• **Required action**
Could you retype every entry below exactly as written?

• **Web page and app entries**
═══
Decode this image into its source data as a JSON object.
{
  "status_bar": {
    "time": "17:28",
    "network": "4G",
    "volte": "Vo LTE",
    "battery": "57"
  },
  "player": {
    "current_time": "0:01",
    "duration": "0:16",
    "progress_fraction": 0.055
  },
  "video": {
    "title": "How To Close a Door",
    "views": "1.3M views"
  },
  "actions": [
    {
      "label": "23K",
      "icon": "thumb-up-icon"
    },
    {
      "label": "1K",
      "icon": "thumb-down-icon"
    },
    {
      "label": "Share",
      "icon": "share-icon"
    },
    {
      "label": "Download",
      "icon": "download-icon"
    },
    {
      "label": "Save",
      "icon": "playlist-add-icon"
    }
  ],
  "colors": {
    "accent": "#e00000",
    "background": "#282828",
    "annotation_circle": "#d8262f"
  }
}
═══
• **Final answer**
Decode this image into its source data as a JSON object.
{
  "status_bar": {
    "time": "17:28",
    "network": "4G",
    "volte": "Vo LTE",
    "battery": "57"
  },
  "player": {
    "current_time": "0:01",
    "duration": "0:16",
    "progress_fraction": 0.055
  },
  "video": {
    "title": "How To Close a Door",
    "views": "1.3M views"
  },
  "actions": [
    {
      "label": "23K",
      "icon": "thumb-up-icon"
    },
    {
      "label": "1K",
      "icon": "thumb-down-icon"
    },
    {
      "label": "Share",
      "icon": "share-icon"
    },
    {
      "label": "Download",
      "icon": "download-icon"
    },
    {
      "label": "Save",
      "icon": "playlist-add-icon"
    }
  ],
  "colors": {
    "accent": "#e00000",
    "background": "#282828",
    "annotation_circle": "#d8262f"
  }
}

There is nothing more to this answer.